So where is the Piper in all this? Well, among the gentle river explorations of Ratty and Mole, and the ungovernable sensation-seeking flash, bang, wallop of Toad, there is a little chapter where nothing much happens at all. The Piper at the Gates of Dawn.
Their friend Otter’s baby son has gone missing. The father goes every night to watch the place where he taught young Portly to swim.
Ratty and Mole were silent for a time, both thinking of the same thing— the lonely, heart-sore animal, crouched by the ford, watching and waiting, the long night through— on the chance.
So they row quietly up the river before dawn, to see if they can find the child. And first Ratty, then Mole, hears music. They push on through “blooming and scented herbage” until they come to a little lawn of a marvellous green, set round with Nature’s own orchard-trees— crab-apple, wild cherry, and sloe. And there – though Grahame simply calls him Friend and Helper –the friends see the strength, majesty and humour of the great god, Pan. And a great Awe came upon Mole.
… saw, last of all, nestling between his very hooves, sleeping soundly in entire peace and contentment, the little, round, podgy, childish form of the baby otter.
Basically, both friends have a transcendental experience, though each experiences it differently. Grahame may, or may not, have intended this to carry a Christian message. He was a classicist by training and it certainly works equally well as a pagan, Christian or classical encounter. Above all, it is kind.
And afterwards they receive the gift of forgetfulness.
Lest the awful remembrance should remain and grow, and overshadow mirth and pleasure, and the great haunting memory should spoil all the after-lives of little animals helped out of difficulties, in order that they should be happy and lighthearted as before.
As, indeed, they are many times in the rest of the book.
WHY READ DAY 11 BOOK?
My own first answer, is dear, dear Ratty, the kindest, most inventive, supportive, generous and good-humoured friend you could wish for. Indeed, the whole book is soaked through with a concept of friendship that I, as a fairly isolated only child, revelled in.
But why specifically the Piper chapter? Well, it makes a fantastic emotional impact. Christopher Milne, whose father was a great friend of Grahame’s and, indeed, turned the Toad chapters into the theatrical favourite Toad of Toad Hall, said that it was his mother’s favourite. Although she couldn’t read it without first hunting for her handkerchief.

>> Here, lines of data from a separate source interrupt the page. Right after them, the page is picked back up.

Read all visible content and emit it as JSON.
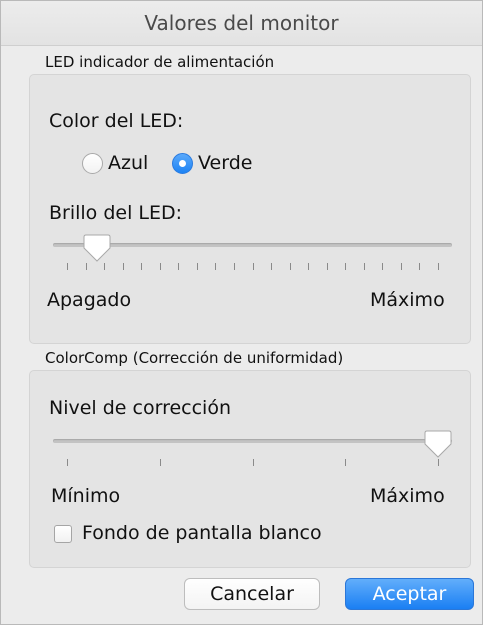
{
  "window": {
    "title": "Valores del monitor"
  },
  "led_group": {
    "title": "LED indicador de alimentación",
    "color_label": "Color del LED:",
    "options": [
      {
        "label": "Azul",
        "selected": false
      },
      {
        "label": "Verde",
        "selected": true
      }
    ],
    "brightness_label": "Brillo del LED:",
    "brightness_level": 0.08,
    "min_label": "Apagado",
    "max_label": "Máximo"
  },
  "colorcomp_group": {
    "title": "ColorComp (Corrección de uniformidad)",
    "level_label": "Nivel de corrección",
    "level": 1.0,
    "min_label": "Mínimo",
    "max_label": "Máximo",
    "checkbox_label": "Fondo de pantalla blanco",
    "checkbox_checked": false
  },
  "buttons": {
    "cancel": "Cancelar",
    "accept": "Aceptar"
  },
  "colors": {
    "accent": "#1d83f4"
  }
}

As a child I loved it because little Portly was found. I was always painfully anxious about lost children. And I knew that Ratty and Mole were moved, so I was moved too. But I didn’t feel the Awe.

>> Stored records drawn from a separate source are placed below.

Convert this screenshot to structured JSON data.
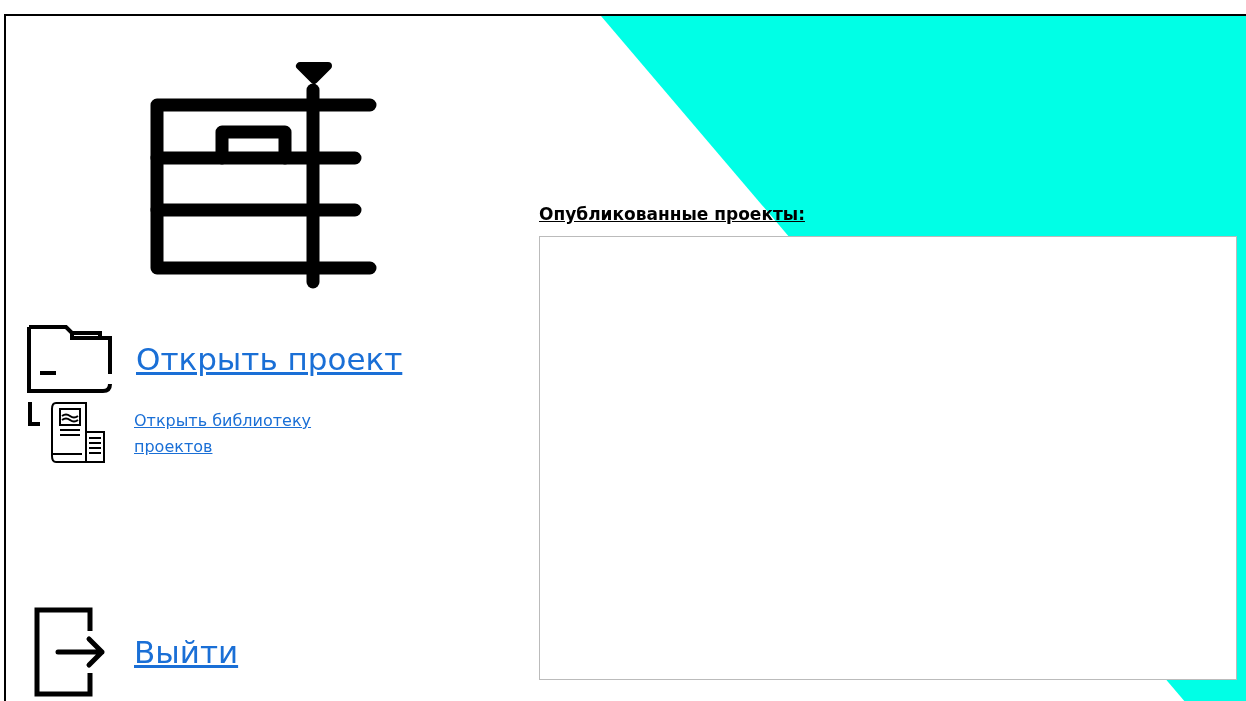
{
  "links": [
    {
      "kind": "folder",
      "label": "Открыть проект"
    },
    {
      "kind": "library",
      "label": "Открыть библиотеку проектов"
    }
  ],
  "exit": {
    "label": "Выйти"
  },
  "published": {
    "title": "Опубликованные проекты:"
  }
}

I suppose I still don’t, though I do feel the wonderful sense of place and growing things. And I empathise so much with Ratty and Mole that it doesn’t matter.

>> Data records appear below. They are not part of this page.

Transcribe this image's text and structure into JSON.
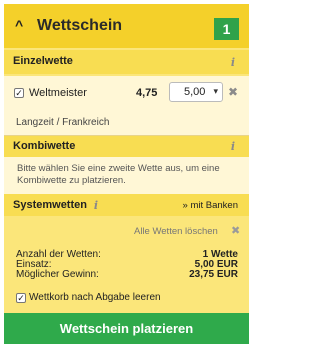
{
  "header": {
    "title": "Wettschein",
    "count": "1",
    "caret": "^"
  },
  "sections": {
    "einzelwette": "Einzelwette",
    "kombiwette": "Kombiwette",
    "systemwetten": "Systemwetten"
  },
  "bet": {
    "selection": "Weltmeister",
    "odds": "4,75",
    "stake": "5,00",
    "event": "Langzeit / Frankreich"
  },
  "kombi_note": "Bitte wählen Sie eine zweite Wette aus, um eine Kombiwette zu platzieren.",
  "system_link": "» mit Banken",
  "clear_all": "Alle Wetten löschen",
  "summary": {
    "count_label": "Anzahl der Wetten:",
    "count_value": "1 Wette",
    "stake_label": "Einsatz:",
    "stake_value": "5,00 EUR",
    "win_label": "Möglicher Gewinn:",
    "win_value": "23,75 EUR"
  },
  "empty_option": "Wettkorb nach Abgabe leeren",
  "submit": "Wettschein platzieren",
  "colors": {
    "accent_yellow": "#f4d02a",
    "panel": "#fbe67a",
    "green": "#2faa4b"
  },
  "icons": [
    "caret-up-icon",
    "info-icon",
    "close-icon",
    "checkbox-checked-icon",
    "dropdown-arrow-icon"
  ]
}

For a page or two, I feel what they feel. Transported.
So I suppose my second answer is: raw emotion. Gentle and kindly emotion, but boy, does it pack a punch. If you’re that way inclined, go for it. Grahame certainly did.